The onslaught of unsolicited donations that come in the wake of large scale incidents can become a secondary disaster, even if donors have good intent. There are cases of unsolicited donations being exactly what was needed at just the right time, these are the exception. It is the responsibility of donors to ensure they are giving appropriately during times of disaster. As counterintuitive as it sounds, many donated goods are worse than useless because of the work that is required to deal with them! These efforts end up diverting attention away from the real needs of victims.
The most common donation made after a disaster is used clothing – anything from unmatched shoes to prom dresses. Why is it such a burden to receive what would seem to be a useful commodity? The cleaning, sorting, and labeling of mountains of clothes is labor-intensive and rather expensive – and that does not include the normal logistical hurdles of storage, transportation and distribution. Clothes that can not be used must then be properly disposed of, further burdening the response and recovery system.
There is an ingrained altruistic spirit within the hearts of Americans to help out their fellow man after a high-profile devastating event. Unfortunately, these acts hinder more than they help and are at risk of not being used at all.
More than any material good, the best way to support disaster response and recovery operations is to provide cash to a well established Disaster Organization, such as the Red Cross. Financial contributions are the best way to assist those after a disaster because humanitarian organizations can purchase exact what is needed in the proper quantity. Buying these goods or services within the affected region will further help to revitalize the area, providing others the opportunity to recover from damage or loss.
Financial support can also be transferred overseas more efficiently than materials that require transport.
Some people are afraid that their cash donation may not end up being used in a manner they intended – ironically, that is more likely to occur with many of the material donations made!
FEMA recommends that one constructive way to turn used clothing into a useful resource for disaster victims is to have a yard-sale to raise money for the disaster relief organizations that provide goods and services that the disaster survivors really need.

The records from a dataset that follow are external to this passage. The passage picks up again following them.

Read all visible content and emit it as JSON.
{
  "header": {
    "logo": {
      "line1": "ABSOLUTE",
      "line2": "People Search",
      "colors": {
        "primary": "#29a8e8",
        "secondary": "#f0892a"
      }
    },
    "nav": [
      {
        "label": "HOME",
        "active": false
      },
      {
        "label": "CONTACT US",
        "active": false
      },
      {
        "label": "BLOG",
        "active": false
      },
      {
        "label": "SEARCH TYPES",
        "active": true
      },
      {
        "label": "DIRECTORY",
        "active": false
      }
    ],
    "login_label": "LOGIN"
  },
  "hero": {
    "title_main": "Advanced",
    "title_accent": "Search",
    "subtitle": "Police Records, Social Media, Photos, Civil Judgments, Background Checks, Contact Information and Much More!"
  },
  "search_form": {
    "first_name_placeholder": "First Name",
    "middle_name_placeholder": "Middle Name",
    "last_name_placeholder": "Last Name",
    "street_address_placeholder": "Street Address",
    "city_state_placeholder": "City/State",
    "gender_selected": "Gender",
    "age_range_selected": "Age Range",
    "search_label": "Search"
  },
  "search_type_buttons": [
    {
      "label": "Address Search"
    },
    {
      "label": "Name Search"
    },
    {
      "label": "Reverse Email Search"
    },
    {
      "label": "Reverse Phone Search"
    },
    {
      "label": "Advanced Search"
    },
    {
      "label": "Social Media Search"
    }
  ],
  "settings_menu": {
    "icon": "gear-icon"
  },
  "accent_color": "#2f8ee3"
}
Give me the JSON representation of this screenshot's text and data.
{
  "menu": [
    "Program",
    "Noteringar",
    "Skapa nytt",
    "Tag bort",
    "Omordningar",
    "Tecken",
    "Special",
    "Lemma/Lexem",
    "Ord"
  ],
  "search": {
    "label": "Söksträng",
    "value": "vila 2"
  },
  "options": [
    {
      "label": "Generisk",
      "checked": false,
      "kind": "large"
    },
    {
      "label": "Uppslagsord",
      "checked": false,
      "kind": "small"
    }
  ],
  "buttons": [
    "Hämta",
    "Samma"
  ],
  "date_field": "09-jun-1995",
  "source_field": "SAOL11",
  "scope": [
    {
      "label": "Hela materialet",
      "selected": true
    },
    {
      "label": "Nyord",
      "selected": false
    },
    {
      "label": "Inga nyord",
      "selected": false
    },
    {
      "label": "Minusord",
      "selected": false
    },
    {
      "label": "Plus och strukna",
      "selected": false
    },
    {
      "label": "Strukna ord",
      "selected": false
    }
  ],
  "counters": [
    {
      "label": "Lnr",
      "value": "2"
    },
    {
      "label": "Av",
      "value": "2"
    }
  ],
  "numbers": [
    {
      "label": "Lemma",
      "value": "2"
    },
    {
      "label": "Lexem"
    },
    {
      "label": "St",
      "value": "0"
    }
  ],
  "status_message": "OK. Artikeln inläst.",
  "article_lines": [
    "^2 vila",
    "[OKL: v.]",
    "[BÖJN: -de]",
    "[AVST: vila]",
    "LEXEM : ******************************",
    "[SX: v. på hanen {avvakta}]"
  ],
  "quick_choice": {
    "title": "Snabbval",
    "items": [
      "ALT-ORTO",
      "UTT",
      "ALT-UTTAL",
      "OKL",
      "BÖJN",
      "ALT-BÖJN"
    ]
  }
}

In the initial response stages immediately after a large scale emergent event, media coverage is wide spread and readily available to the American public by many means – internet, phone, email, television, radio, etc. However, as the media tires of the story, and press coverage lessens, so does the constant reminder of the needs in the affected area. That does not mean the need decreases, however. Sustained support of established Volunteer Organizations Active in Disasters, such as the Red Cross, after the initial wave of coverage passes is another much-needed method of responsible donating.